After the network is trained, we need to evaluate its performance on unseen data to measure its accuracy. This involves using a separate testing dataset, which was previously split from the original dataset during the preprocessing step. We can use the evaluate method provided by Keras to calculate the accuracy:
test_loss, test_accuracy = model.evaluate(X_test, y_test)
print("Test Loss:", test_loss)
print("Test Accuracy:", test_accuracy)
7. Improving the Model
Improving the performance of a neural network can be achieved through various techniques, such as hyperparameter tuning, using more complex architectures, or applying regularization techniques to prevent overfitting. Experimenting with different approaches and fine-tuning the model can help in achieving better results.
8. Frequently Asked Questions (FAQs)
Q: What is the difference between a neural network and a deep learning model?
A: Deep learning models are a subset of neural networks that have multiple hidden layers. Neural networks can have one or more hidden layers, but when the number of layers increases significantly, it is referred to as deep learning.
Q: Can neural networks only be used for image recognition tasks?
A: No, neural networks can be applied to a wide range of tasks, including but not limited to image recognition, text classification, time series forecasting, and recommendation systems.
Q: What is the best programming language for implementing neural networks?
A: Python is one of the most popular programming languages for implementing neural networks due to its simplicity, large community support, and availability of powerful libraries like TensorFlow and Keras.
Q: How can I prevent overfitting in a neural network?
A: Overfitting occurs when a neural network performs well on the training data but fails to generalize on unseen data. To prevent overfitting, techniques like regularization (e.g., L1 and L2 regularization), dropout, and early stopping can be used.
Q: Are neural networks black boxes? Can we interpret their decisions?
A: Neural networks are often considered black boxes due to their complexity. However, there are techniques like visualization of activation maps, feature importance analysis, and gradient-based methods that can help interpret their decisions to some extent.

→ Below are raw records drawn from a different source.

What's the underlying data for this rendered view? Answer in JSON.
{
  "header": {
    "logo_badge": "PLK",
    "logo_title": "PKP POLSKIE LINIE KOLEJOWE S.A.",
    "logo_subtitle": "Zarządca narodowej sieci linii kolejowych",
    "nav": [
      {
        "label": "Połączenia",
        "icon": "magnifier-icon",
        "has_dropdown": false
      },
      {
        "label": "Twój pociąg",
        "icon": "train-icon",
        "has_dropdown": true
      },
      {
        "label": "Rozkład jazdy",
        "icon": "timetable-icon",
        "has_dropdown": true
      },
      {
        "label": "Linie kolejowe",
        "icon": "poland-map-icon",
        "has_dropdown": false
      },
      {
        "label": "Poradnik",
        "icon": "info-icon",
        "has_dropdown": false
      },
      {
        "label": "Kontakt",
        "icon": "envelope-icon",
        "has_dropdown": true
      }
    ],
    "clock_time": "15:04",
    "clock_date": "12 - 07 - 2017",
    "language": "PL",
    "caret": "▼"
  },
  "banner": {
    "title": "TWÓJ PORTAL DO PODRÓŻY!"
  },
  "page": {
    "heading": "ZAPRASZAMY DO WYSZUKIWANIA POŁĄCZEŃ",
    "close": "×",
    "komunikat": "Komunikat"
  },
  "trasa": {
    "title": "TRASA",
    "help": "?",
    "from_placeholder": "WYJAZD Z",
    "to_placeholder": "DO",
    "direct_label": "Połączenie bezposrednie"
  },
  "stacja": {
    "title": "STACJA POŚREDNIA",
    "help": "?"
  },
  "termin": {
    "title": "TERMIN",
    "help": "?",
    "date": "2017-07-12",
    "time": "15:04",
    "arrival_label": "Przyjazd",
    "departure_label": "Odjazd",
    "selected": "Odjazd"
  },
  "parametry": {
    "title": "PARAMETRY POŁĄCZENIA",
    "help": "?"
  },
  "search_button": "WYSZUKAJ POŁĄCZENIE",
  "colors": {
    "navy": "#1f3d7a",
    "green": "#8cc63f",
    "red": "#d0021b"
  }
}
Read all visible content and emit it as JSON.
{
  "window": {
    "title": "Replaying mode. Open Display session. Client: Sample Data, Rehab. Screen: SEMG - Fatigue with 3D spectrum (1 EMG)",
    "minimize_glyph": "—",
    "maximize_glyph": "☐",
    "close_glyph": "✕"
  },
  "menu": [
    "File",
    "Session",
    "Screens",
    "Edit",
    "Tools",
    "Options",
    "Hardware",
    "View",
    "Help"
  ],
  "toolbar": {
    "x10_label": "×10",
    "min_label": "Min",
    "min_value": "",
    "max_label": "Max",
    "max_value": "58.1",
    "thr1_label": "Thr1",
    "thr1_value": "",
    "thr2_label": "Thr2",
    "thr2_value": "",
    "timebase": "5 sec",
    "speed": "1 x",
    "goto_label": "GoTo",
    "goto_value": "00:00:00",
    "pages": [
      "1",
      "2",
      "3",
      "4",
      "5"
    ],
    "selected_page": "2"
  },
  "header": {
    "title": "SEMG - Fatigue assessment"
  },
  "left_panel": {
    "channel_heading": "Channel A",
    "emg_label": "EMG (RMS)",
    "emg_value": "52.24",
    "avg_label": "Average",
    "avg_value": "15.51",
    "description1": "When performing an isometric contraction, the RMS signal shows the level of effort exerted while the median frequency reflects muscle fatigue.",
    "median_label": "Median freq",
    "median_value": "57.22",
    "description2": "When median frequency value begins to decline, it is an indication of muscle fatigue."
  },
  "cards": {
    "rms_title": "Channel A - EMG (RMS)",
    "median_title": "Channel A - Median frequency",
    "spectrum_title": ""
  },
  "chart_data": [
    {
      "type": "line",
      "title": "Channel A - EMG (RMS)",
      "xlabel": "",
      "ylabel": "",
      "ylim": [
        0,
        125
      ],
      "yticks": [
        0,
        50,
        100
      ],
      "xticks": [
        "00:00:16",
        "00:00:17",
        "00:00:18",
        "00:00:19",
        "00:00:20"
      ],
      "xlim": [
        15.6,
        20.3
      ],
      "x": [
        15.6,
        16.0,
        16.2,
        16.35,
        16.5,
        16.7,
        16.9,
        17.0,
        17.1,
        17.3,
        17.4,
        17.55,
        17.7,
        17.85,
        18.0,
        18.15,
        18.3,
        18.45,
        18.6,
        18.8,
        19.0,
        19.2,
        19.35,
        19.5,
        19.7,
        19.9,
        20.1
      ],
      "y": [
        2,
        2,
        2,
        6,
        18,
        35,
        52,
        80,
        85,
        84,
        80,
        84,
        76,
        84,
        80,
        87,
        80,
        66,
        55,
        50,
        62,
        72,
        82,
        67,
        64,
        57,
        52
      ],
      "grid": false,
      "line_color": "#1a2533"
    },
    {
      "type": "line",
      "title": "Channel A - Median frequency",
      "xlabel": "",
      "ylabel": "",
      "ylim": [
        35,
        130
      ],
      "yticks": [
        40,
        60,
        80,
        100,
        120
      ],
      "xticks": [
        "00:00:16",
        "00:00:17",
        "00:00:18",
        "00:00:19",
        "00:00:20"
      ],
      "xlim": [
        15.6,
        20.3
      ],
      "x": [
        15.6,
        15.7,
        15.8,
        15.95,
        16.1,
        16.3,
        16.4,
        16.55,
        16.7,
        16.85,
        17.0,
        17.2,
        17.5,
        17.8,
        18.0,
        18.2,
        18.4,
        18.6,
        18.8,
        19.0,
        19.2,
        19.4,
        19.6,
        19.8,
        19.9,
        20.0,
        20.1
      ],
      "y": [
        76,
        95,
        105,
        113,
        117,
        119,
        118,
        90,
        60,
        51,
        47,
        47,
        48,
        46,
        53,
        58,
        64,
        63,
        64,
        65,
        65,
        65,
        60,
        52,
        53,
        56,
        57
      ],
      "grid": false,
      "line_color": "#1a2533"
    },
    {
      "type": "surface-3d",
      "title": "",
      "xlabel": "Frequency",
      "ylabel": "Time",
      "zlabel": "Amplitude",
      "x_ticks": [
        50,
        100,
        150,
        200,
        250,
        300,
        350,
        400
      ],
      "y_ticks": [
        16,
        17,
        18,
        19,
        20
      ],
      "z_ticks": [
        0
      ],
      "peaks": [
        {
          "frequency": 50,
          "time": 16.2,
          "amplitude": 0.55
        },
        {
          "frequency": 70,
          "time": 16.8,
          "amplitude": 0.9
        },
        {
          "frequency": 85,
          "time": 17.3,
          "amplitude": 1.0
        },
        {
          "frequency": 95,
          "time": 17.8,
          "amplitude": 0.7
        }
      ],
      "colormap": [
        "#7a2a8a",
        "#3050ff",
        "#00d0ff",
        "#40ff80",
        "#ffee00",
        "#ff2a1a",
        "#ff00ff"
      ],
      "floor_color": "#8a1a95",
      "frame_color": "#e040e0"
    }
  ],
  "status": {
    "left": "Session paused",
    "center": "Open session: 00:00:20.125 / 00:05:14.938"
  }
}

Neural networks have revolutionized the field of machine learning and have become an essential tool for solving complex problems. With Python and libraries like TensorFlow and Keras, implementing neural networks has become easier than ever. In this article, we provided a step-by-step guide on building a neural network in Python, starting from understanding the concept to evaluating the model. By following the outlined steps and experimenting with different approaches, you can unlock the potential of neural networks and develop solutions for a wide range of applications.